# Available records:

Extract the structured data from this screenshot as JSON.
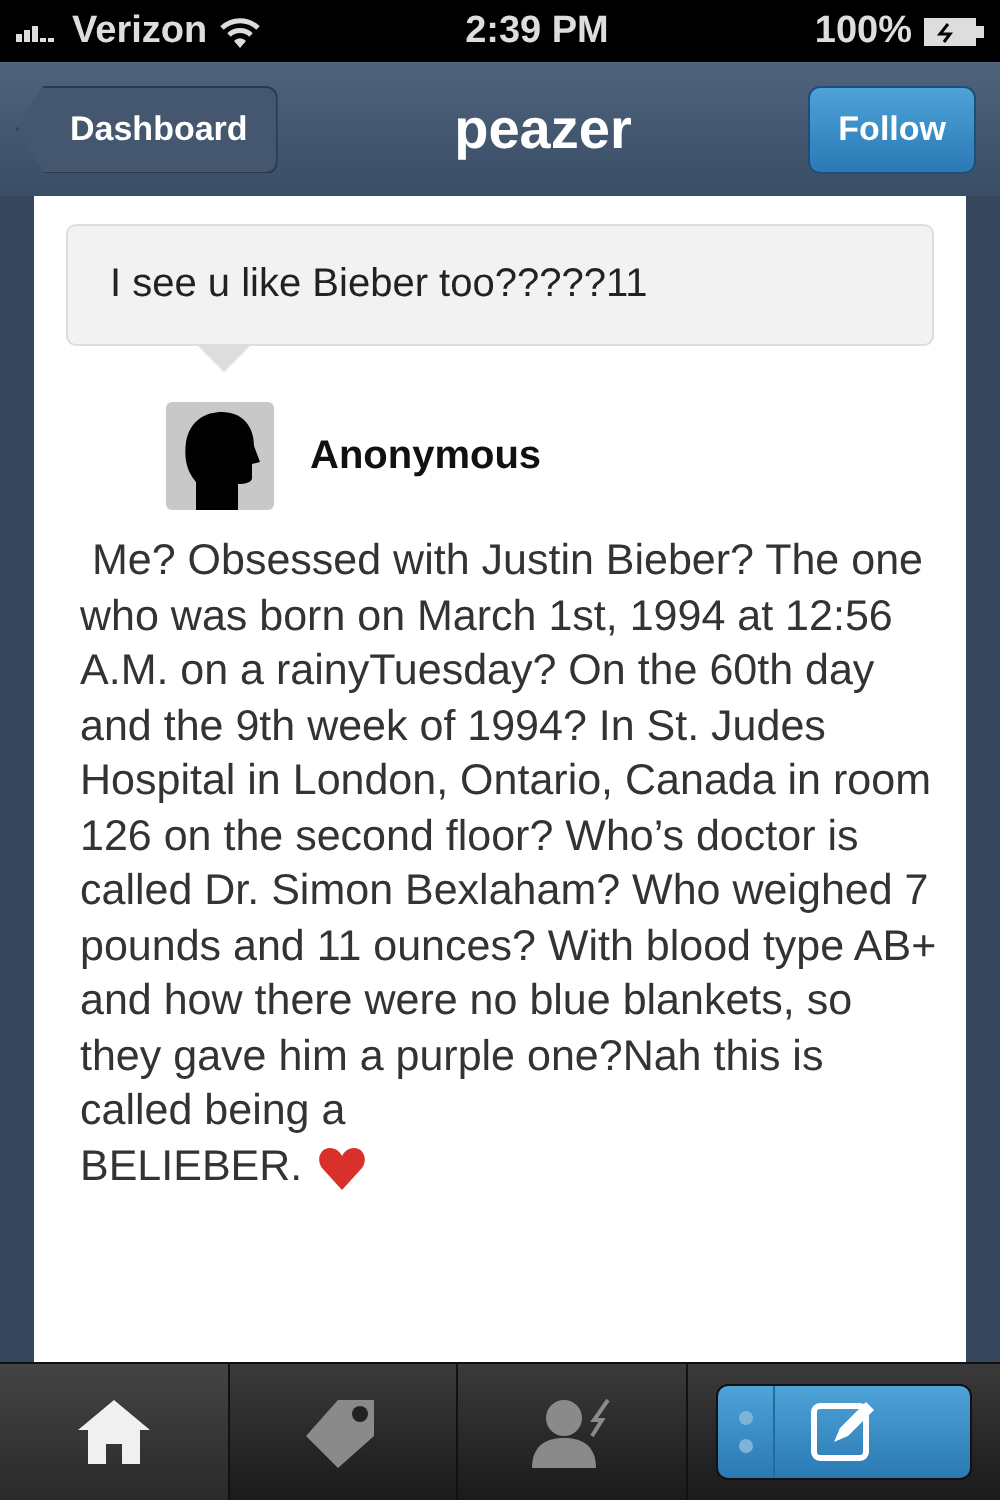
{
  "status_bar": {
    "carrier": "Verizon",
    "time": "2:39 PM",
    "battery": "100%"
  },
  "nav": {
    "back": "Dashboard",
    "title": "peazer",
    "action": "Follow"
  },
  "post": {
    "question": "I see u like Bieber too?????11",
    "asker": "Anonymous",
    "answer": " Me? Obsessed with Justin Bieber? The one who was born on March 1st, 1994 at 12:56 A.M. on a rainyTuesday? On the 60th day and the 9th week of 1994? In St. Judes Hospital in London, Ontario, Canada in room 126 on the second floor? Who’s doctor is called Dr. Simon Bexlaham? Who weighed 7 pounds and 11 ounces? With blood type AB+ and how there were no blue blankets, so they gave him a purple one?Nah this is called being a",
    "answer_end": "BELIEBER."
  },
  "tab_bar": [
    {
      "kind": "home",
      "selected": true
    },
    {
      "kind": "tag",
      "selected": false
    },
    {
      "kind": "activity",
      "selected": false
    },
    {
      "kind": "compose",
      "selected": false
    }
  ]
}
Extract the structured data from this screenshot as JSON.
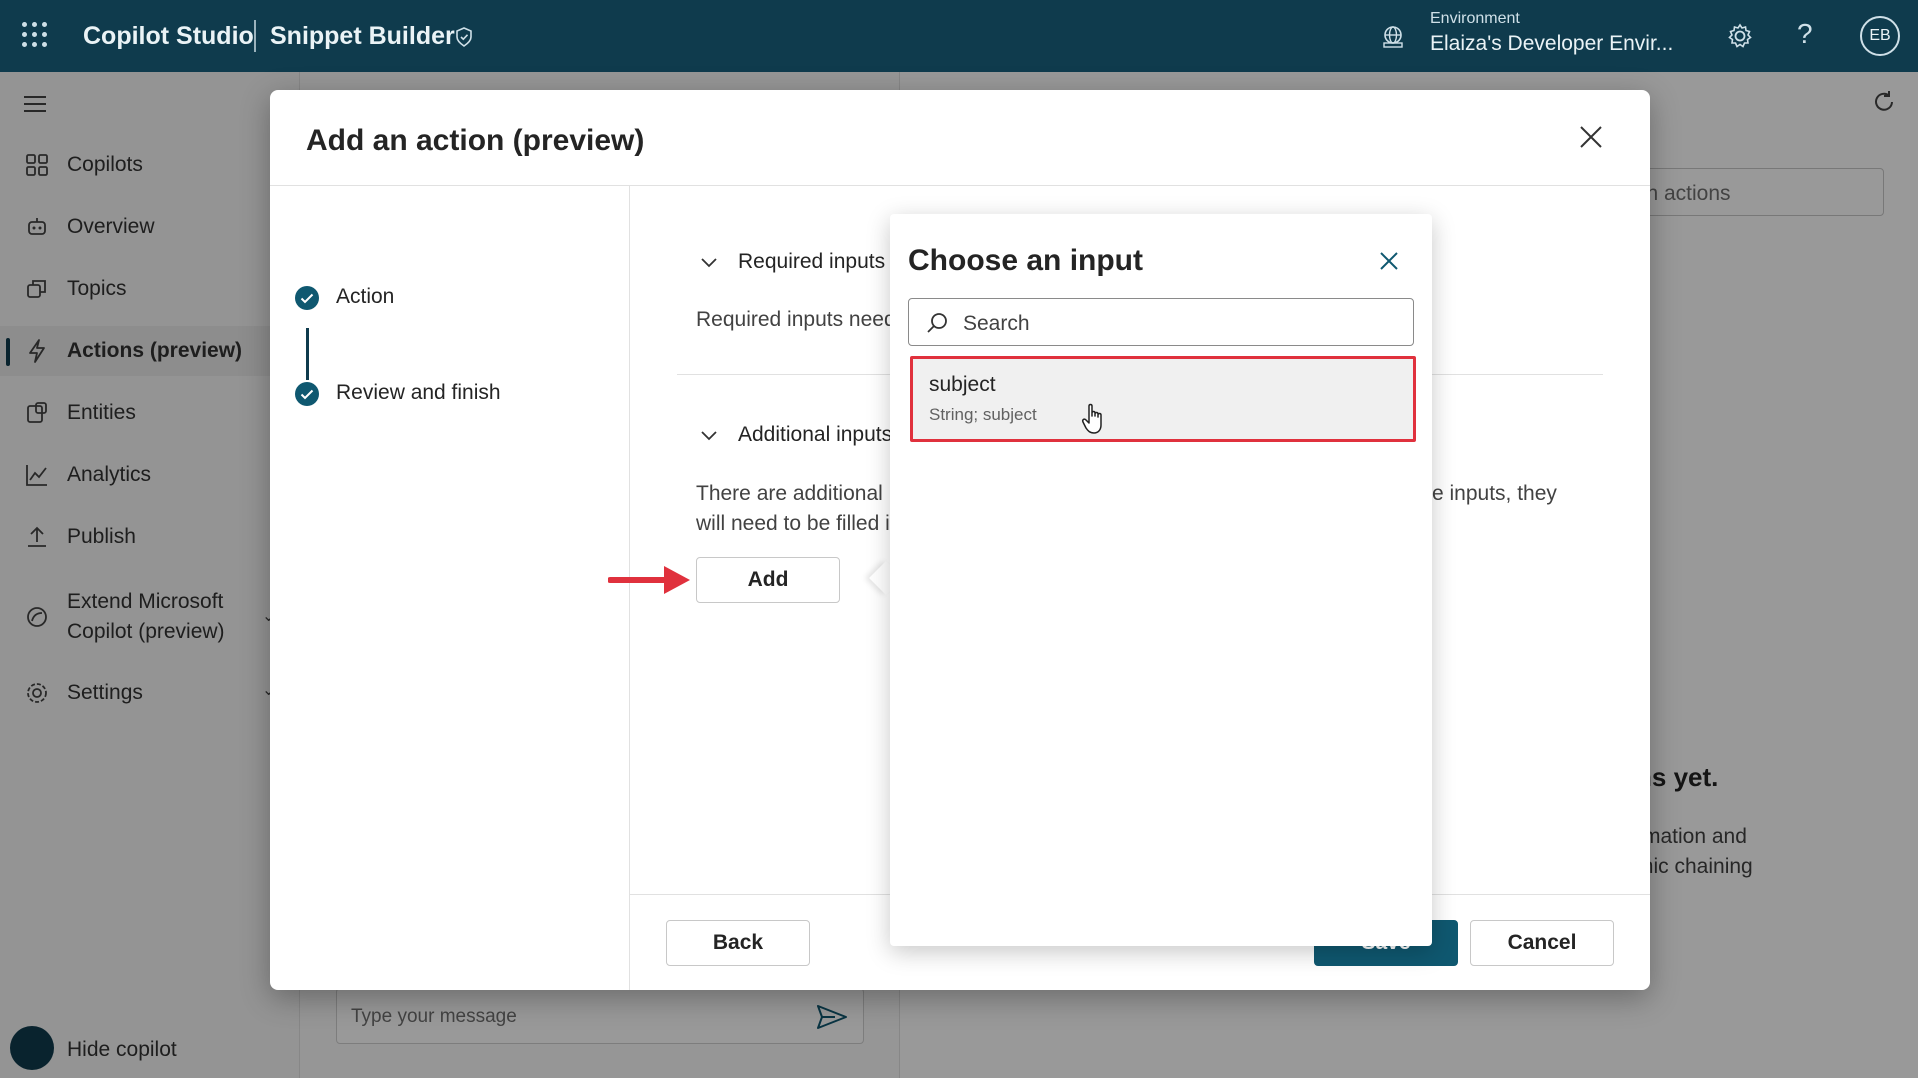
{
  "topbar": {
    "app_title": "Copilot Studio",
    "app_subtitle": "Snippet Builder",
    "environment_label": "Environment",
    "environment_value": "Elaiza's Developer Envir...",
    "help_glyph": "?",
    "avatar_initials": "EB"
  },
  "sidebar": {
    "items": [
      {
        "label": "Copilots",
        "icon": "grid-icon"
      },
      {
        "label": "Overview",
        "icon": "bot-icon"
      },
      {
        "label": "Topics",
        "icon": "topics-icon"
      },
      {
        "label": "Actions (preview)",
        "icon": "lightning-icon",
        "active": true
      },
      {
        "label": "Entities",
        "icon": "entities-icon"
      },
      {
        "label": "Analytics",
        "icon": "chart-icon"
      },
      {
        "label": "Publish",
        "icon": "upload-icon"
      },
      {
        "label": "Extend Microsoft",
        "label2": "Copilot (preview)",
        "icon": "copilot-icon"
      },
      {
        "label": "Settings",
        "icon": "gear-icon"
      }
    ],
    "hide_copilot": "Hide copilot"
  },
  "chat": {
    "placeholder": "Type your message"
  },
  "background": {
    "search_partial": "rch actions",
    "heading_partial": "ns yet.",
    "text_line1_partial": "rmation and",
    "text_line2_partial": "mic chaining"
  },
  "dialog": {
    "title": "Add an action (preview)",
    "steps": [
      {
        "label": "Action",
        "completed": true
      },
      {
        "label": "Review and finish",
        "completed": true
      }
    ],
    "required_section": {
      "title": "Required inputs",
      "text": "Required inputs need"
    },
    "additional_section": {
      "title": "Additional inputs",
      "text_line1": "There are additional i",
      "text_line1_tail": "e inputs, they",
      "text_line2": "will need to be filled i",
      "add_button": "Add"
    },
    "footer": {
      "back": "Back",
      "save": "Save",
      "cancel": "Cancel"
    }
  },
  "popover": {
    "title": "Choose an input",
    "search_placeholder": "Search",
    "items": [
      {
        "name": "subject",
        "type": "String; subject"
      }
    ]
  },
  "colors": {
    "topbar": "#0f3b4d",
    "primary": "#0f5870",
    "highlight": "#e0313d"
  }
}
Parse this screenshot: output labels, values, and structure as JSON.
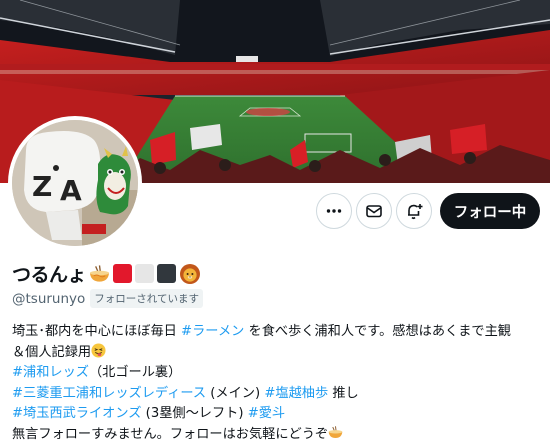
{
  "profile": {
    "display_name": "つるんょ",
    "handle": "@tsurunyo",
    "follows_you_badge": "フォローされています",
    "name_emojis": [
      "ramen-emoji",
      "red-square-emoji",
      "white-square-emoji",
      "black-square-emoji",
      "lion-emoji"
    ]
  },
  "actions": {
    "more_icon": "more-dots-icon",
    "message_icon": "mail-icon",
    "notify_icon": "bell-plus-icon",
    "follow_label": "フォロー中"
  },
  "bio": {
    "line1_text": "埼玉･都内を中心にほぼ毎日 ",
    "line1_tag": "#ラーメン",
    "line1_rest": " を食べ歩く浦和人です。感想はあくまで主観",
    "line2_text": "＆個人記録用",
    "line3_tag": "#浦和レッズ",
    "line3_rest": "（北ゴール裏）",
    "line4_tag1": "#三菱重工浦和レッズレディース",
    "line4_mid": " (メイン) ",
    "line4_tag2": "#塩越柚歩",
    "line4_rest": " 推し",
    "line5_tag1": "#埼玉西武ライオンズ",
    "line5_mid": " (3塁側～レフト)  ",
    "line5_tag2": "#愛斗",
    "line6_text": "無言フォローすみません。フォローはお気軽にどうぞ"
  },
  "colors": {
    "accent": "#1d9bf0",
    "text": "#0f1419",
    "muted": "#536471",
    "follow_bg": "#0f1419",
    "reds": "#e2182c"
  },
  "images": {
    "banner": "stadium-crowd-banner-image",
    "avatar": "mascot-figure-avatar-image"
  }
}
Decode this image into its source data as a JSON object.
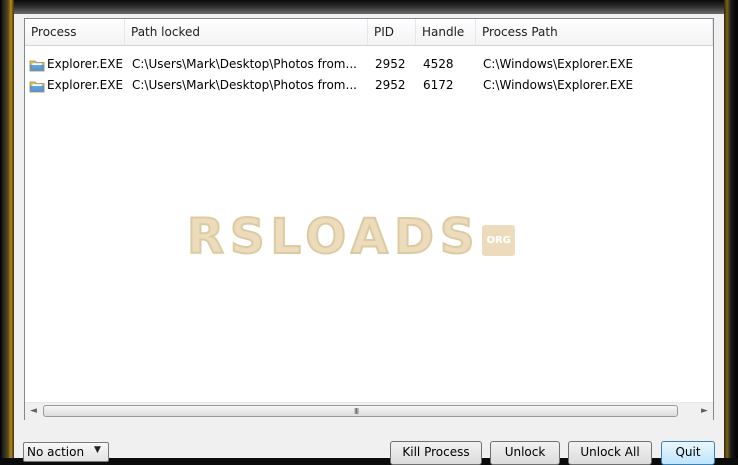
{
  "columns": [
    "Process",
    "Path locked",
    "PID",
    "Handle",
    "Process Path"
  ],
  "rows": [
    {
      "icon": "folder-icon",
      "process": "Explorer.EXE",
      "path_locked": "C:\\Users\\Mark\\Desktop\\Photos from...",
      "pid": "2952",
      "handle": "4528",
      "process_path": "C:\\Windows\\Explorer.EXE"
    },
    {
      "icon": "folder-icon",
      "process": "Explorer.EXE",
      "path_locked": "C:\\Users\\Mark\\Desktop\\Photos from...",
      "pid": "2952",
      "handle": "6172",
      "process_path": "C:\\Windows\\Explorer.EXE"
    }
  ],
  "scrollbar": {
    "left_arrow": "◄",
    "right_arrow": "►",
    "grip": "III"
  },
  "watermark": {
    "text": "RSLOADS",
    "suffix": "ORG"
  },
  "action_combo": {
    "selected": "No action",
    "arrow": "▼"
  },
  "buttons": {
    "kill_process": "Kill Process",
    "unlock": "Unlock",
    "unlock_all": "Unlock All",
    "quit": "Quit"
  },
  "colors": {
    "header_bg": "#f3f3f3",
    "list_bg": "#ffffff",
    "frame": "#0b0b0b",
    "accent_border": "#3c7fb1",
    "watermark": "#ead9b4"
  }
}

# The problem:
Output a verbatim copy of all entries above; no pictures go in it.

# Solution for this problem:
Extract the structured data from this screenshot as JSON.
{
  "status_bar": {
    "carrier": "Verizon",
    "time": "2:39 PM",
    "battery": "100%"
  },
  "nav": {
    "back": "Dashboard",
    "title": "peazer",
    "action": "Follow"
  },
  "post": {
    "question": "I see u like Bieber too?????11",
    "asker": "Anonymous",
    "answer": " Me? Obsessed with Justin Bieber? The one who was born on March 1st, 1994 at 12:56 A.M. on a rainyTuesday? On the 60th day and the 9th week of 1994? In St. Judes Hospital in London, Ontario, Canada in room 126 on the second floor? Who’s doctor is called Dr. Simon Bexlaham? Who weighed 7 pounds and 11 ounces? With blood type AB+ and how there were no blue blankets, so they gave him a purple one?Nah this is called being a",
    "answer_end": "BELIEBER."
  },
  "tab_bar": [
    {
      "kind": "home",
      "selected": true
    },
    {
      "kind": "tag",
      "selected": false
    },
    {
      "kind": "activity",
      "selected": false
    },
    {
      "kind": "compose",
      "selected": false
    }
  ]
}
Extract the structured data from this screenshot as JSON.
{
  "topbar": {
    "app_title": "Copilot Studio",
    "app_subtitle": "Snippet Builder",
    "environment_label": "Environment",
    "environment_value": "Elaiza's Developer Envir...",
    "help_glyph": "?",
    "avatar_initials": "EB"
  },
  "sidebar": {
    "items": [
      {
        "label": "Copilots",
        "icon": "grid-icon"
      },
      {
        "label": "Overview",
        "icon": "bot-icon"
      },
      {
        "label": "Topics",
        "icon": "topics-icon"
      },
      {
        "label": "Actions (preview)",
        "icon": "lightning-icon",
        "active": true
      },
      {
        "label": "Entities",
        "icon": "entities-icon"
      },
      {
        "label": "Analytics",
        "icon": "chart-icon"
      },
      {
        "label": "Publish",
        "icon": "upload-icon"
      },
      {
        "label": "Extend Microsoft",
        "label2": "Copilot (preview)",
        "icon": "copilot-icon"
      },
      {
        "label": "Settings",
        "icon": "gear-icon"
      }
    ],
    "hide_copilot": "Hide copilot"
  },
  "chat": {
    "placeholder": "Type your message"
  },
  "background": {
    "search_partial": "rch actions",
    "heading_partial": "ns yet.",
    "text_line1_partial": "rmation and",
    "text_line2_partial": "mic chaining"
  },
  "dialog": {
    "title": "Add an action (preview)",
    "steps": [
      {
        "label": "Action",
        "completed": true
      },
      {
        "label": "Review and finish",
        "completed": true
      }
    ],
    "required_section": {
      "title": "Required inputs",
      "text": "Required inputs need"
    },
    "additional_section": {
      "title": "Additional inputs",
      "text_line1": "There are additional i",
      "text_line1_tail": "e inputs, they",
      "text_line2": "will need to be filled i",
      "add_button": "Add"
    },
    "footer": {
      "back": "Back",
      "save": "Save",
      "cancel": "Cancel"
    }
  },
  "popover": {
    "title": "Choose an input",
    "search_placeholder": "Search",
    "items": [
      {
        "name": "subject",
        "type": "String; subject"
      }
    ]
  },
  "colors": {
    "topbar": "#0f3b4d",
    "primary": "#0f5870",
    "highlight": "#e0313d"
  }
}
Parse this screenshot: output labels, values, and structure as JSON.
{
  "profile": {
    "display_name": "つるんょ",
    "handle": "@tsurunyo",
    "follows_you_badge": "フォローされています",
    "name_emojis": [
      "ramen-emoji",
      "red-square-emoji",
      "white-square-emoji",
      "black-square-emoji",
      "lion-emoji"
    ]
  },
  "actions": {
    "more_icon": "more-dots-icon",
    "message_icon": "mail-icon",
    "notify_icon": "bell-plus-icon",
    "follow_label": "フォロー中"
  },
  "bio": {
    "line1_text": "埼玉･都内を中心にほぼ毎日 ",
    "line1_tag": "#ラーメン",
    "line1_rest": " を食べ歩く浦和人です。感想はあくまで主観",
    "line2_text": "＆個人記録用",
    "line3_tag": "#浦和レッズ",
    "line3_rest": "（北ゴール裏）",
    "line4_tag1": "#三菱重工浦和レッズレディース",
    "line4_mid": " (メイン) ",
    "line4_tag2": "#塩越柚歩",
    "line4_rest": " 推し",
    "line5_tag1": "#埼玉西武ライオンズ",
    "line5_mid": " (3塁側～レフト)  ",
    "line5_tag2": "#愛斗",
    "line6_text": "無言フォローすみません。フォローはお気軽にどうぞ"
  },
  "colors": {
    "accent": "#1d9bf0",
    "text": "#0f1419",
    "muted": "#536471",
    "follow_bg": "#0f1419",
    "reds": "#e2182c"
  },
  "images": {
    "banner": "stadium-crowd-banner-image",
    "avatar": "mascot-figure-avatar-image"
  }
}
Decode this image into its source data as a JSON object.
{
  "columns": [
    "Process",
    "Path locked",
    "PID",
    "Handle",
    "Process Path"
  ],
  "rows": [
    {
      "icon": "folder-icon",
      "process": "Explorer.EXE",
      "path_locked": "C:\\Users\\Mark\\Desktop\\Photos from...",
      "pid": "2952",
      "handle": "4528",
      "process_path": "C:\\Windows\\Explorer.EXE"
    },
    {
      "icon": "folder-icon",
      "process": "Explorer.EXE",
      "path_locked": "C:\\Users\\Mark\\Desktop\\Photos from...",
      "pid": "2952",
      "handle": "6172",
      "process_path": "C:\\Windows\\Explorer.EXE"
    }
  ],
  "scrollbar": {
    "left_arrow": "◄",
    "right_arrow": "►",
    "grip": "III"
  },
  "watermark": {
    "text": "RSLOADS",
    "suffix": "ORG"
  },
  "action_combo": {
    "selected": "No action",
    "arrow": "▼"
  },
  "buttons": {
    "kill_process": "Kill Process",
    "unlock": "Unlock",
    "unlock_all": "Unlock All",
    "quit": "Quit"
  },
  "colors": {
    "header_bg": "#f3f3f3",
    "list_bg": "#ffffff",
    "frame": "#0b0b0b",
    "accent_border": "#3c7fb1",
    "watermark": "#ead9b4"
  }
}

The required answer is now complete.